There was something liberating about the permission to spend time in my own space. I was excused from the duty of late night working, late night drinking. As I decorated the nursery with stuffed toys and pastel cartoon wallpaper, my imagination freed itself from the adult constraints of deadline, budget and clock-racing.
Obsessions and fascinations rose to the surface as the Jellybird seed stuck and thrived. The question of what constitutes infidelity hounded me – did it have to be a physical act of betrayal or merely that first, unrealised whisper of attraction? Adolescent passion was apparently another of my absorptions. What would happen, I asked myself, if it wasn’t allowed to follow its natural course and peter out? Would this overblown, candyfloss emotion mutate into something more enduring, damaging even? I threw these problems at the girl on the beach, giving her more reason than ever to stand, alone and lost, by the water’s edge.
The story, like a cuckoo’s ravenous chick, grew and grew. Whilst I wallowed in the milk and talc of new motherhood, scenes played out in the back of my head. Every time my baby slept, I sat down to unburden myself from the gathered mass of words. I let the story run wild, unrestrained by planning or guidance. A feral thing that followed all its impulses. Years later, I would pay for the lack of discipline when I was faced with the problem of kicking it into shape.
I made the mistake – a common foible amongst new mothers – of talking endlessly about Jellybird. Over the next eight years my long suffering friends, family and considerate acquaintances enquired after Jellybird’s health and progress. Their polite enthusiasm was excruciating.
When my youngest child started nursery, I rounded on that manuscript. Paring and carving – whole scenes, characters, and plot lines falling away like whittled wood – until it became recognisably book-shaped. Then I sent it to a literary consultancy and promised myself I would read their report once before hiding the entire thing in a drawer and forgetting it for six months. What I hadn’t expected was the rush of renewed fervour I would experience on receiving a positive report.

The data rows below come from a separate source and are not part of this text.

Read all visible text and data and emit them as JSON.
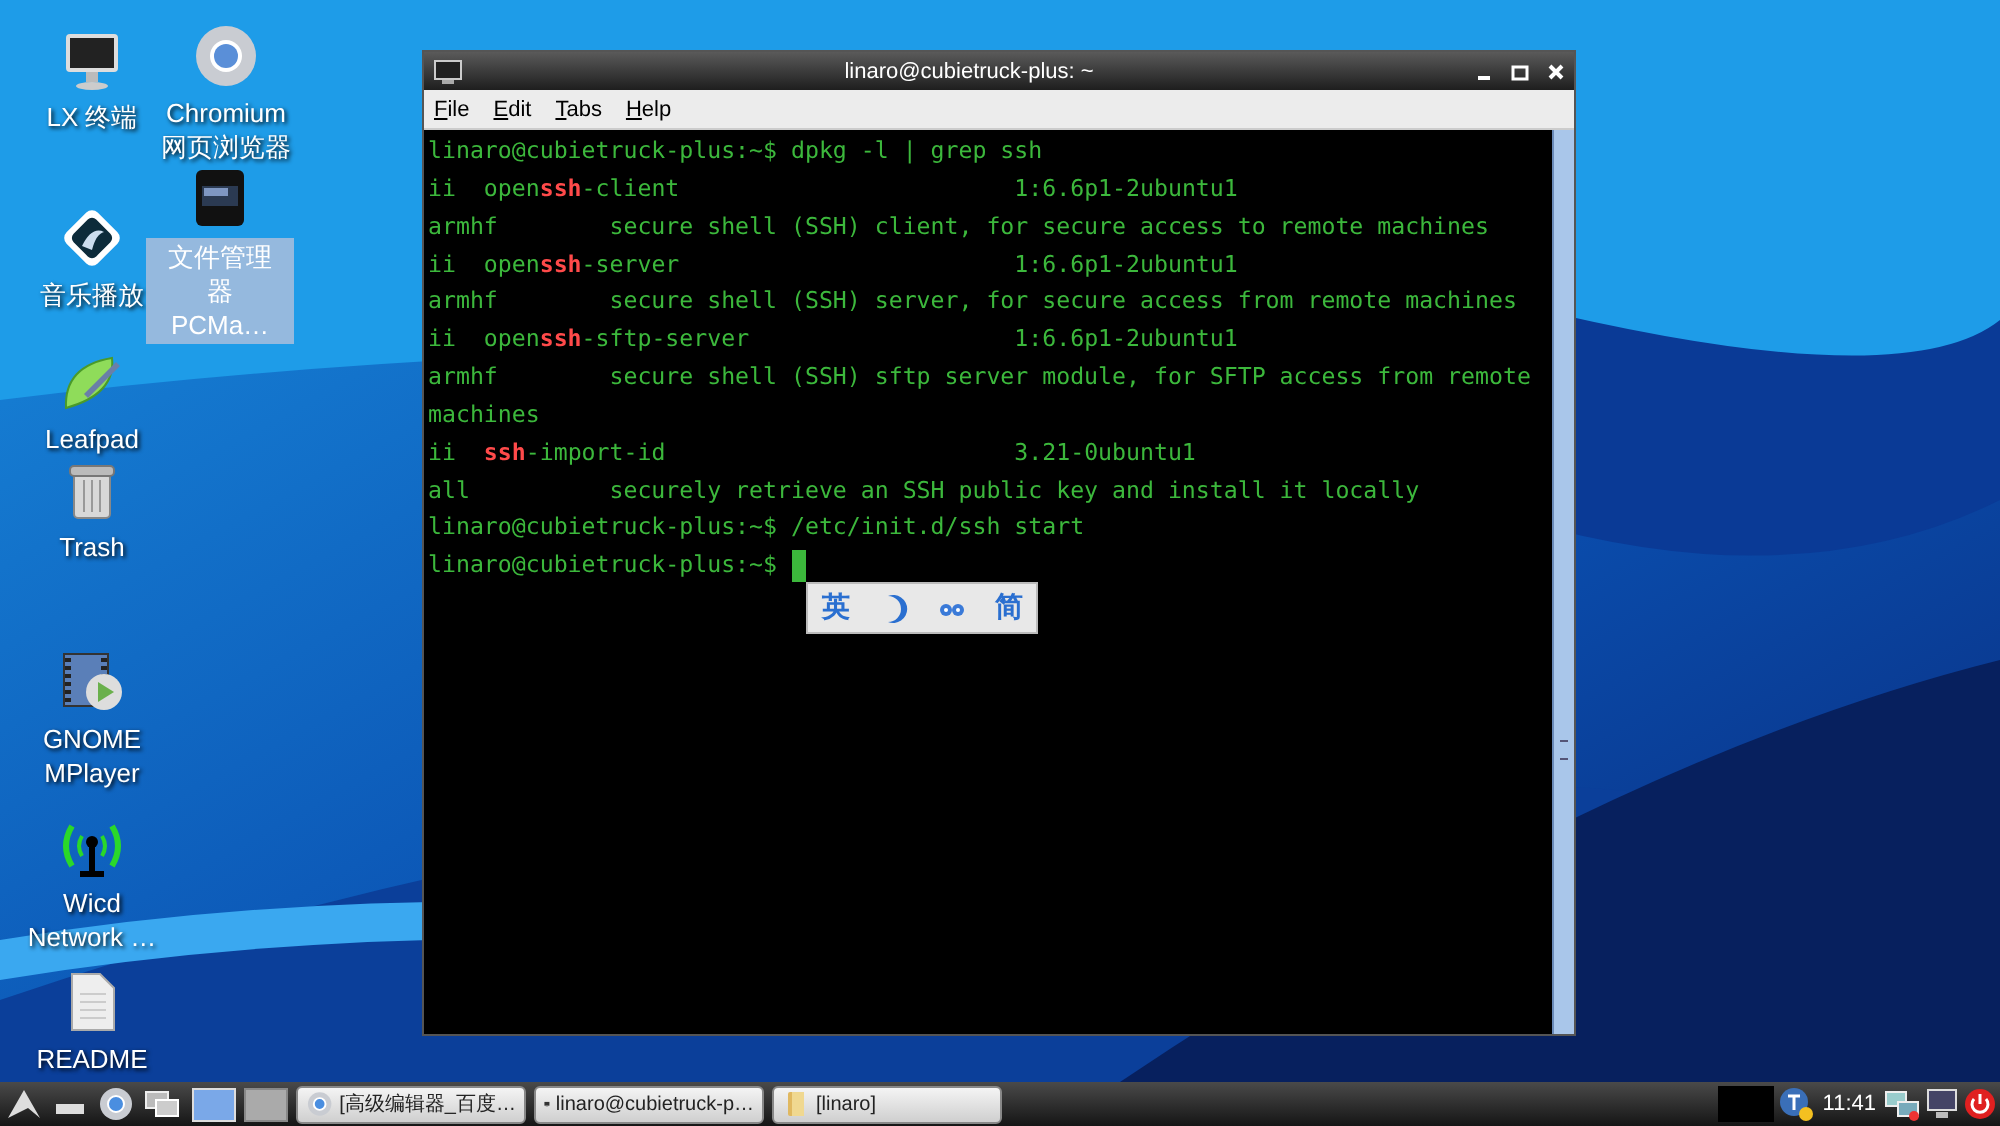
{
  "desktop": {
    "icons": [
      {
        "label": "LX 终端",
        "kind": "monitor",
        "selected": false
      },
      {
        "label": "音乐播放",
        "kind": "music",
        "selected": false
      },
      {
        "label": "Leafpad",
        "kind": "leaf",
        "selected": false
      },
      {
        "label": "Trash",
        "kind": "trash",
        "selected": false
      },
      {
        "label": "GNOME MPlayer",
        "kind": "film",
        "selected": false
      },
      {
        "label": "Wicd Network …",
        "kind": "antenna",
        "selected": false
      },
      {
        "label": "README",
        "kind": "document",
        "selected": false
      },
      {
        "label": "Chromium 网页浏览器",
        "kind": "browser",
        "selected": false
      },
      {
        "label": "文件管理器 PCMa…",
        "kind": "cabinet",
        "selected": true
      }
    ]
  },
  "terminal": {
    "title": "linaro@cubietruck-plus: ~",
    "menu": [
      "File",
      "Edit",
      "Tabs",
      "Help"
    ],
    "cursor": true,
    "lines": [
      {
        "parts": [
          {
            "text": "linaro@cubietruck-plus:~$ dpkg -l | grep ssh",
            "match": false
          }
        ]
      },
      {
        "parts": [
          {
            "text": "ii  open",
            "match": false
          },
          {
            "text": "ssh",
            "match": true
          },
          {
            "text": "-client                        1:6.6p1-2ubuntu1",
            "match": false
          }
        ]
      },
      {
        "parts": [
          {
            "text": "armhf        secure shell (SSH) client, for secure access to remote machines",
            "match": false
          }
        ]
      },
      {
        "parts": [
          {
            "text": "ii  open",
            "match": false
          },
          {
            "text": "ssh",
            "match": true
          },
          {
            "text": "-server                        1:6.6p1-2ubuntu1",
            "match": false
          }
        ]
      },
      {
        "parts": [
          {
            "text": "armhf        secure shell (SSH) server, for secure access from remote machines",
            "match": false
          }
        ]
      },
      {
        "parts": [
          {
            "text": "ii  open",
            "match": false
          },
          {
            "text": "ssh",
            "match": true
          },
          {
            "text": "-sftp-server                   1:6.6p1-2ubuntu1",
            "match": false
          }
        ]
      },
      {
        "parts": [
          {
            "text": "armhf        secure shell (SSH) sftp server module, for SFTP access from remote",
            "match": false
          }
        ]
      },
      {
        "parts": [
          {
            "text": "machines",
            "match": false
          }
        ]
      },
      {
        "parts": [
          {
            "text": "ii  ",
            "match": false
          },
          {
            "text": "ssh",
            "match": true
          },
          {
            "text": "-import-id                         3.21-0ubuntu1",
            "match": false
          }
        ]
      },
      {
        "parts": [
          {
            "text": "all          securely retrieve an SSH public key and install it locally",
            "match": false
          }
        ]
      },
      {
        "parts": [
          {
            "text": "linaro@cubietruck-plus:~$ /etc/init.d/ssh start",
            "match": false
          }
        ]
      },
      {
        "parts": [
          {
            "text": "linaro@cubietruck-plus:~$",
            "match": false
          }
        ]
      }
    ]
  },
  "ime_toolbar": {
    "buttons": [
      {
        "kind": "text",
        "label": "英"
      },
      {
        "kind": "moon"
      },
      {
        "kind": "dots"
      },
      {
        "kind": "text",
        "label": "简"
      }
    ]
  },
  "taskbar": {
    "launchers": [
      {
        "kind": "menu"
      },
      {
        "kind": "desktop"
      },
      {
        "kind": "browser"
      },
      {
        "kind": "windows"
      }
    ],
    "pager": [
      {
        "selected": true
      },
      {
        "selected": false
      }
    ],
    "tasks": [
      {
        "label": "[高级编辑器_百度…",
        "kind": "browser",
        "selected": false
      },
      {
        "label": "linaro@cubietruck-p…",
        "kind": "terminal",
        "selected": false
      },
      {
        "label": "[linaro]",
        "kind": "folder",
        "selected": false
      }
    ],
    "tray": [
      {
        "kind": "applet"
      },
      {
        "kind": "ime"
      },
      {
        "kind": "clock",
        "text": "11:41"
      },
      {
        "kind": "network"
      },
      {
        "kind": "display"
      },
      {
        "kind": "power"
      }
    ]
  }
}
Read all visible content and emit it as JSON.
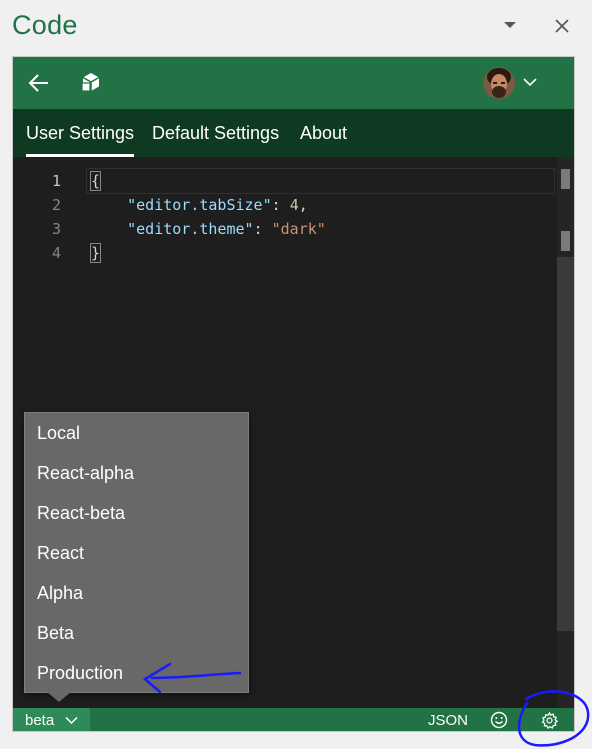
{
  "pane": {
    "title": "Code"
  },
  "tabs": [
    {
      "label": "User Settings",
      "active": true
    },
    {
      "label": "Default Settings",
      "active": false
    },
    {
      "label": "About",
      "active": false
    }
  ],
  "editor": {
    "line_numbers": [
      "1",
      "2",
      "3",
      "4"
    ],
    "lines": {
      "open_brace": "{",
      "line2_key": "\"editor.tabSize\"",
      "line2_sep": ": ",
      "line2_value": "4",
      "line2_end": ",",
      "line3_key": "\"editor.theme\"",
      "line3_sep": ": ",
      "line3_value": "\"dark\"",
      "close_brace": "}"
    }
  },
  "environment_menu": {
    "items": [
      "Local",
      "React-alpha",
      "React-beta",
      "React",
      "Alpha",
      "Beta",
      "Production"
    ]
  },
  "statusbar": {
    "environment": "beta",
    "language": "JSON"
  },
  "icons": {
    "back": "arrow-left-icon",
    "logo": "cube-logo-icon",
    "feedback": "smiley-icon",
    "settings": "gear-icon"
  },
  "colors": {
    "brand_green": "#217346",
    "tab_bar": "#0e3a22",
    "editor_bg": "#1e1e1e",
    "menu_bg": "#686868",
    "annotation": "#1a1aff"
  }
}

Time accelerated. Within three months, the literary consultancy had introduced me to my agent. My agent then found a publisher. After those nine long years, the ‘actually happening’ of it all has left me reeling.
And what joy to finally have news for my long-suffering friends and family.